The Hummingbird I Held in My Hand
By Jim Leenhouts
While I’ve had falcons on my arms and parrots on my fingers, I would wager few individuals have held any live bird cupped in their hands, let alone a Hummingbird. The experience for me is still a wonderful vivid memory of one of nature’s most tiny, colorful and brave birds that can remain motionless in flight and then quickly dart seemingly in any direction at will.
My home in Michigan is practically a tree house on its lakeside face. A heavily wooded, steep bank drops some 40 feet to the water from my lakeside porch. Tall, white, paper birch, evergreen cedars, poplars (aspens) and locust trunks can almost be touched and leaves on the branches provide overhanging cover for the porch from the summer sun. I am resting from lunch on my porch.
I didn’t see it coming and it was beyond my ear before I knew I had been “hummed”. Three or four times a year this had happened and I suspect it’s the male warning me not to come closer to his and his mate’s little practically invisible saucer nest – the size of a silver dollar so painstakingly constructed and disguised from soft, sorted, colored fibers from the poplars and old spider webs on the locusts to resemble a knot from a broken branch deep in the nearby cedar tree. The cedar leaves that never fall are a harsh hair net covering a complex entanglement of branches and numerous enough, like a chain link fence, to protect the interior and the nest from any other predator bird attacks. Squirrels and cats, I assume, retreat from the aggressive, airborne attach of a needle-like projectile, the male hummingbird, that hums as it passes swiftly through entangled branches to rush past their eyes or ears.
Before returning to give me a second lesson in his territorial dispute, I heard a rap – not unlike a single knock on a door followed by a soft thump – a golf ball dropped on a rug.
I knew instantly what had happened simply because I had heard these two connected sounds – a knock and a thump – too many times before. The hazard was my cottage windows that present a view to a bird that there is no glass barrier through the sun room even though woodpecker males will fight to exhaustion against a competitor reflected back from the very same windows. Not receiving the warning reflection, my “hummer” had hit the glass door, probably broke his neck and dropped to the porch deck. I have even had a partridge chased by a hawk slam into a window with enough force to break the double glass. I knew enough to look down under the window to search for the bird.

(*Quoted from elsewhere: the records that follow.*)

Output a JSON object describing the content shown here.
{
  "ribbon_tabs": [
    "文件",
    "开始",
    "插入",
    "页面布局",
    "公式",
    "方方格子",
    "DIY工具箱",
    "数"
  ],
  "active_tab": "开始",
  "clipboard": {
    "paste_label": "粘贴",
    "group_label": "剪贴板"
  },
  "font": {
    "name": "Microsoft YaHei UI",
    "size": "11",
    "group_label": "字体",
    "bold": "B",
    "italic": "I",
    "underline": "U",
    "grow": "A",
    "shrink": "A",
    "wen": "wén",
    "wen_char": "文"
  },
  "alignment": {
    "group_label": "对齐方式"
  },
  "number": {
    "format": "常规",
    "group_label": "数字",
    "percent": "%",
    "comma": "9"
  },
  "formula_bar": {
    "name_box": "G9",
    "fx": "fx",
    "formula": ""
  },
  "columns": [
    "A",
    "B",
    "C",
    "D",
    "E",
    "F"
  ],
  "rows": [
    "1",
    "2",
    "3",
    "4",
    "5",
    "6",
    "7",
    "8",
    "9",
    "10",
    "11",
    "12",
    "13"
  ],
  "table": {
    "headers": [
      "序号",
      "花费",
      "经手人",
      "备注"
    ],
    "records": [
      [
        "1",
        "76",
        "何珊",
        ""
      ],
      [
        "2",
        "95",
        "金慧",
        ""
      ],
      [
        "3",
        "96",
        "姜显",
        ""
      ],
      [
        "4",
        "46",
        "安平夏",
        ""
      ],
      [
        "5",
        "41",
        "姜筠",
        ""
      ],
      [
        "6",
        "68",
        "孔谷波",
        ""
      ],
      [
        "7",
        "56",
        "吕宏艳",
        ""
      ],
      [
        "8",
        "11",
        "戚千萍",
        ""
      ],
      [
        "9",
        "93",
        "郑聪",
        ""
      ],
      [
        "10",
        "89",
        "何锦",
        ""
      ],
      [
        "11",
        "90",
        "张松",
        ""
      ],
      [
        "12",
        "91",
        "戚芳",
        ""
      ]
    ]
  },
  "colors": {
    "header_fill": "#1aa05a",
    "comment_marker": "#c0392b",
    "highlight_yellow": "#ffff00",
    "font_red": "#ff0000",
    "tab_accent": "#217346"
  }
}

Although tiny, less than three inches, he was perfect. A common ruby throated, male hummingbird on the deck. I am still put off by the name, “Common”. Basically, he was light green but he glittered with thousands or millions of bright yellow and green jewels. His throat was ruby red and it too, reflected millions of minute rubies. His eyes were closed, just slits. Does the metallic glint fade if he dies?
I contemplated how to pick him up. Between my thumb and finger seemed to be much too rough for such a delicate thing. I opted for a to-be discarded postcard in the nearby kitchen as a scoop and gently moved his lifeless body over it with my finger. His head was so limp that it almost bent backwards over his body. He had to have perished in his last attempt to save his mate and with her just two, and always two, the ornithologists claim, china white eggs in her nest – all alone.
I moved him, warm to my hand, not knowing what else to do. How would I discard his body? I studied him for a long minute in my hand. He opened the eye facing into the sun. He was alone but how could he possibly recover?
I set him back very carefully back on the postcard and moved him under the roof overhang to keep the sun from blinding his open eye. I left him alone on the postcard on the chair.
Twenty minutes later, he was standing but did not recognize my presence. Nor did he appear aggressive or frightened.
Another twenty minutes and he was gone.
One week later, I installed a feeder in honor and remembrance in which I weekly add a half cup of sugar – about 800 calories – that I dissolve in warm water to fill, add a little red food color, invert it and hang it on the roof overhang that actually touches the branches of cedar tree where he and his mate had built their nest together.
I like to think the feeder is like my family cottage and ground that honors my father, mother and her parents. Perhaps that’s silly but I’ve never been hummed again.